Last summer I saw an exhibition about one of my heroes, cartoonist Moebius. They made great use of Augmented Reality using a free App: Artivive. That turned out to be a good solution for my project as well, because it proves to be easy to use, accessible, which was important for me in this project. All in all, Memoir of a Jellyfish uses different platforms: it’s a poster, a set of cards, AR content and an Instagram account. The intention is that this project will spread via all these places and channels. It may well be that I add new virtual things to the project and let the people with a set know that they can explore it again.
What challenges did you face while developing this project?

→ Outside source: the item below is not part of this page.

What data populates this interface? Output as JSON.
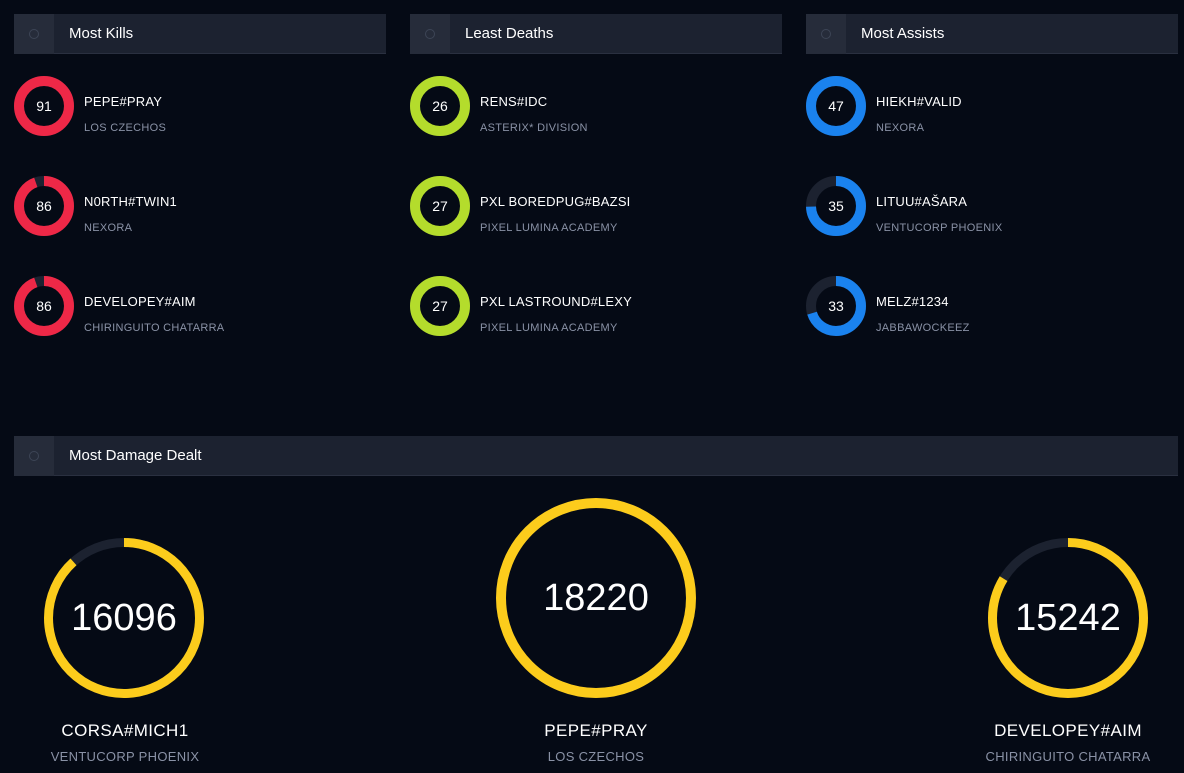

In addition to all the research into the possibilities of the AR app, I also had the project extensively tested by a diverse group of people of all ages. I was curious if everything worked technically, if it was clear to people how they should experience this project and what the fragments of stories triggered with them. This resulted, for example, in the addition of music and sound in the final product that is now available. What I found a relief is that the concept seemed to resonate well with everyone, regardless of whether you ‘played’ with it for a relatively short or long time.
This last year, in addition to Memoir of a Jellyfish, you also worked as ‘Stadstekenaar’ of Rotterdam, capturing the Corona lockdown period in illustrations. Did those projects influence each other?
Yes they did, there are similarities yet they are also different. I made the plan for Memoir of a Jellyfish before Corona existed, then Corona happened and suddenly I lived in a reality in which so many things we took for granted (hugging our parents, going to a theatre) changed drastically. A theme I was working on on a conceptual level suddenly became something I was also struggling with in my daily life. That was confusing at times and forced me to refocus on Memoir of a Jellyfish from time to time.
At the same time, I worked as ‘Stadstekenaar’ capturing the lockdown in Rotterdam. This project which I named ‘Uit Zicht’ is also about the disappearance of things we take for granted, but where Memoir of a Jellyfish is a project in a loose and experimental form, based on fragments of memories, ‘Uit Zicht’ is all about the being stuck in a drastically reduced routine, being stuck in a moment. ‘Uit Zicht’ therefore took the form of a leporello, in which all the drawings are all attached to each other.
In recent years you have built up a diverse oeuvre with a focus on philosophical explorations about identity and the tension between the individual and the group. Could you now add the disappearance of things taken for granted as a theme? In other words, will Memoir of a Jellyfish have a next chapter?
Yes, you can think of Memoir of a Jellyfish as a sort of prologue. I plan to develop this project further in the future. Actually, I would prefer to have a custom app built so that I can explore and unpack a lot more digital and AR options for this project. Who knows, but to be continued in any which way or form!
‘Memoir of a Jellyfish’ and ‘UitZicht’ are both for sale via Gwen Stok’s webshop: www.gwenst.com